Would you please restate the data exactly as it stands, apart from the pictures?

--- Data records ---

________

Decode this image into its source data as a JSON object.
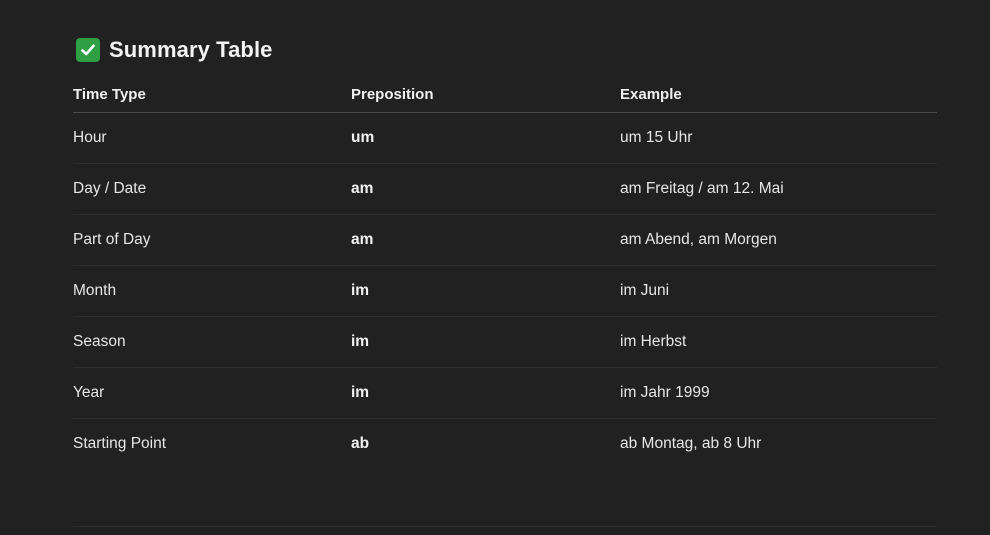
{
  "heading": {
    "icon": "check-mark-button-icon",
    "icon_color": "#2ea043",
    "title": "Summary Table"
  },
  "table": {
    "headers": [
      "Time Type",
      "Preposition",
      "Example"
    ],
    "rows": [
      {
        "time_type": "Hour",
        "preposition": "um",
        "example": "um 15 Uhr"
      },
      {
        "time_type": "Day / Date",
        "preposition": "am",
        "example": "am Freitag / am 12. Mai"
      },
      {
        "time_type": "Part of Day",
        "preposition": "am",
        "example": "am Abend, am Morgen"
      },
      {
        "time_type": "Month",
        "preposition": "im",
        "example": "im Juni"
      },
      {
        "time_type": "Season",
        "preposition": "im",
        "example": "im Herbst"
      },
      {
        "time_type": "Year",
        "preposition": "im",
        "example": "im Jahr 1999"
      },
      {
        "time_type": "Starting Point",
        "preposition": "ab",
        "example": "ab Montag, ab 8 Uhr"
      }
    ]
  },
  "colors": {
    "background": "#212121",
    "text": "#ececec"
  }
}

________

--- Answer to this task ---
Decode this image into its source data as a JSON object.
{
  "heading": {
    "icon": "check-mark-button-icon",
    "icon_color": "#2ea043",
    "title": "Summary Table"
  },
  "table": {
    "headers": [
      "Time Type",
      "Preposition",
      "Example"
    ],
    "rows": [
      {
        "time_type": "Hour",
        "preposition": "um",
        "example": "um 15 Uhr"
      },
      {
        "time_type": "Day / Date",
        "preposition": "am",
        "example": "am Freitag / am 12. Mai"
      },
      {
        "time_type": "Part of Day",
        "preposition": "am",
        "example": "am Abend, am Morgen"
      },
      {
        "time_type": "Month",
        "preposition": "im",
        "example": "im Juni"
      },
      {
        "time_type": "Season",
        "preposition": "im",
        "example": "im Herbst"
      },
      {
        "time_type": "Year",
        "preposition": "im",
        "example": "im Jahr 1999"
      },
      {
        "time_type": "Starting Point",
        "preposition": "ab",
        "example": "ab Montag, ab 8 Uhr"
      }
    ]
  },
  "colors": {
    "background": "#212121",
    "text": "#ececec"
  }
}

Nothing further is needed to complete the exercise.